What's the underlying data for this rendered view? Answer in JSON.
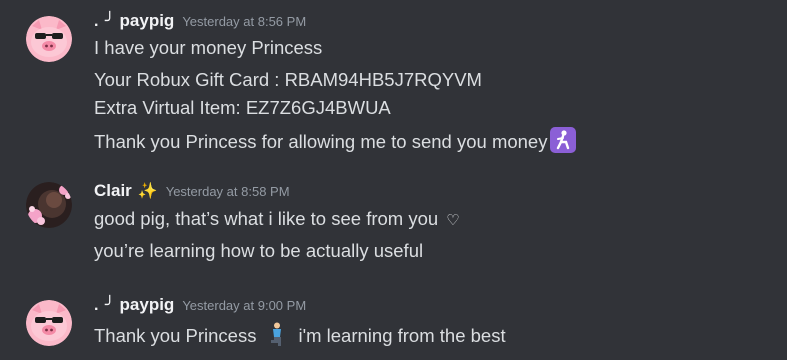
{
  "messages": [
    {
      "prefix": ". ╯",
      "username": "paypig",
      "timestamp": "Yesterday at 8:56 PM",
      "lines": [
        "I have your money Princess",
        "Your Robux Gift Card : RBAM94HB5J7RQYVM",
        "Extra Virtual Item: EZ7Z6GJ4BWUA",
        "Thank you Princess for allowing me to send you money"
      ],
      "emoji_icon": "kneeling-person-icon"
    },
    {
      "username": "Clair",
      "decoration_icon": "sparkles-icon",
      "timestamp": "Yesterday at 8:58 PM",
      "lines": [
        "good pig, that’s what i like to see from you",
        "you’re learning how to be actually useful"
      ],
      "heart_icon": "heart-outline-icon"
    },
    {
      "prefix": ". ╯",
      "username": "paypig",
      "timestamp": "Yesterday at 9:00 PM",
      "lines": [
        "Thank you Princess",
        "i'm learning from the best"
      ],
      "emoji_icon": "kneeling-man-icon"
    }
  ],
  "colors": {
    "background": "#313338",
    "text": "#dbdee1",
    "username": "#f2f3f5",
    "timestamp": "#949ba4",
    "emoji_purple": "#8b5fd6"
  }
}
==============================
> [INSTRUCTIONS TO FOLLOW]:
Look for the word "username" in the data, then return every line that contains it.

> [RESULT]:
      "username": "paypig",
      "username": "Clair",
      "username": "paypig",
    "username": "#f2f3f5",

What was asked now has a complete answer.